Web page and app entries

========

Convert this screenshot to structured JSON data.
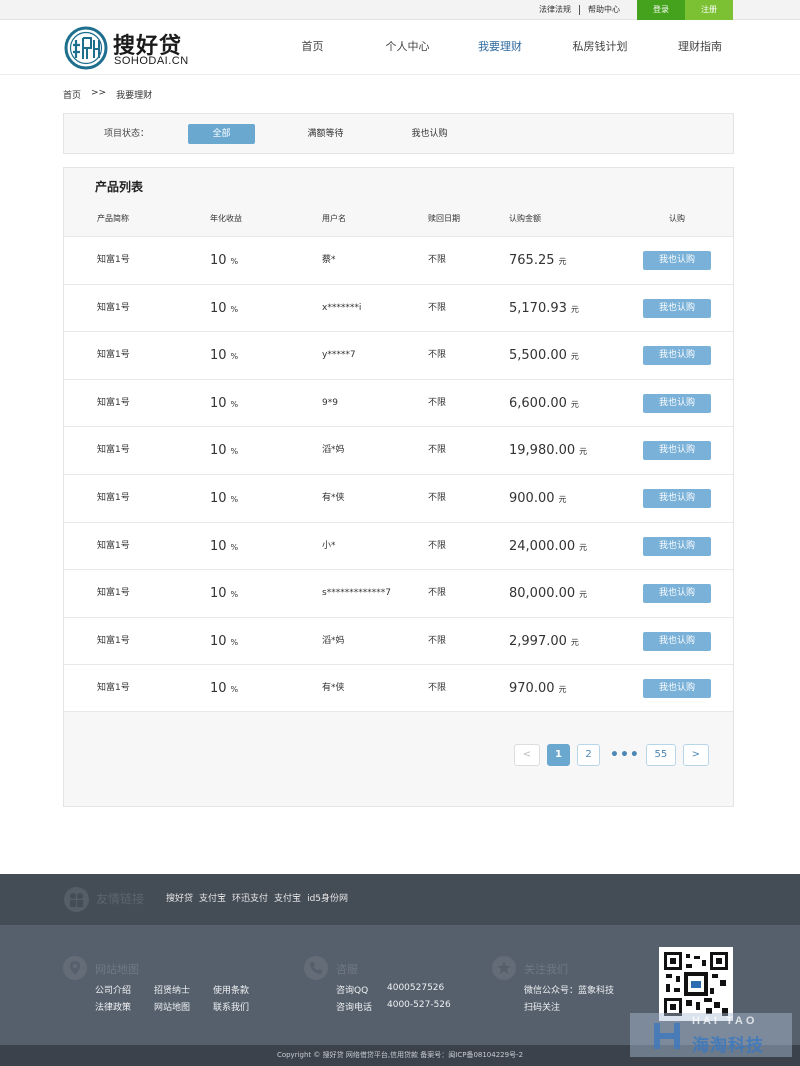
{
  "topbar": {
    "links": [
      "法律法规",
      "帮助中心"
    ],
    "login_label": "登录",
    "register_label": "注册"
  },
  "header": {
    "logo_cn": "搜好贷",
    "logo_en": "SOHODAI.CN",
    "nav": [
      {
        "label": "首页",
        "active": false
      },
      {
        "label": "个人中心",
        "active": false
      },
      {
        "label": "我要理财",
        "active": true
      },
      {
        "label": "私房钱计划",
        "active": false
      },
      {
        "label": "理财指南",
        "active": false
      }
    ]
  },
  "breadcrumb": {
    "home": "首页",
    "separator": ">>",
    "current": "我要理财"
  },
  "filter": {
    "label": "项目状态：",
    "options": [
      {
        "label": "全部",
        "active": true
      },
      {
        "label": "满额等待",
        "active": false
      },
      {
        "label": "我也认购",
        "active": false
      }
    ]
  },
  "products": {
    "title": "产品列表",
    "columns": [
      "产品简称",
      "年化收益",
      "用户名",
      "赎回日期",
      "认购金额",
      "认购"
    ],
    "rate_unit": "%",
    "amount_unit": "元",
    "buy_label": "我也认购",
    "rows": [
      {
        "name": "知富1号",
        "rate": "10",
        "user": "蔡*",
        "term": "不限",
        "amount": "765.25"
      },
      {
        "name": "知富1号",
        "rate": "10",
        "user": "x*******i",
        "term": "不限",
        "amount": "5,170.93"
      },
      {
        "name": "知富1号",
        "rate": "10",
        "user": "y*****7",
        "term": "不限",
        "amount": "5,500.00"
      },
      {
        "name": "知富1号",
        "rate": "10",
        "user": "9*9",
        "term": "不限",
        "amount": "6,600.00"
      },
      {
        "name": "知富1号",
        "rate": "10",
        "user": "滔*妈",
        "term": "不限",
        "amount": "19,980.00"
      },
      {
        "name": "知富1号",
        "rate": "10",
        "user": "有*侠",
        "term": "不限",
        "amount": "900.00"
      },
      {
        "name": "知富1号",
        "rate": "10",
        "user": "小*",
        "term": "不限",
        "amount": "24,000.00"
      },
      {
        "name": "知富1号",
        "rate": "10",
        "user": "s*************7",
        "term": "不限",
        "amount": "80,000.00"
      },
      {
        "name": "知富1号",
        "rate": "10",
        "user": "滔*妈",
        "term": "不限",
        "amount": "2,997.00"
      },
      {
        "name": "知富1号",
        "rate": "10",
        "user": "有*侠",
        "term": "不限",
        "amount": "970.00"
      }
    ]
  },
  "pagination": {
    "prev": "<",
    "pages": [
      "1",
      "2"
    ],
    "current": "1",
    "dots": "•••",
    "last": "55",
    "next": ">"
  },
  "footer": {
    "friend_title": "友情链接",
    "friend_links": [
      "搜好贷",
      "支付宝",
      "环迅支付",
      "支付宝",
      "id5身份网"
    ],
    "sitemap_title": "网站地图",
    "sitemap_links": [
      "公司介绍",
      "招贤纳士",
      "使用条款",
      "法律政策",
      "网站地图",
      "联系我们"
    ],
    "consult_title": "咨服",
    "consult_qq_label": "咨询QQ",
    "consult_qq": "4000527526",
    "consult_phone_label": "咨询电话",
    "consult_phone": "4000-527-526",
    "follow_title": "关注我们",
    "follow_wechat": "微信公众号：蓝象科技",
    "follow_scan": "扫码关注",
    "copyright": "Copyright © 搜好贷 网络借贷平台,信用贷款 备案号：闽ICP备08104229号-2"
  },
  "watermark": {
    "line1": "HAI TAO",
    "line2": "海淘科技"
  },
  "colors": {
    "accent": "#6ba8d0",
    "login": "#45a21c",
    "register": "#7cc134",
    "footer": "#56606c"
  }
}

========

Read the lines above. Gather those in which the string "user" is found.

Output below:
        "user": "蔡*",
        "user": "x*******i",
        "user": "y*****7",
        "user": "9*9",
        "user": "滔*妈",
        "user": "有*侠",
        "user": "小*",
        "user": "s*************7",
        "user": "滔*妈",
        "user": "有*侠",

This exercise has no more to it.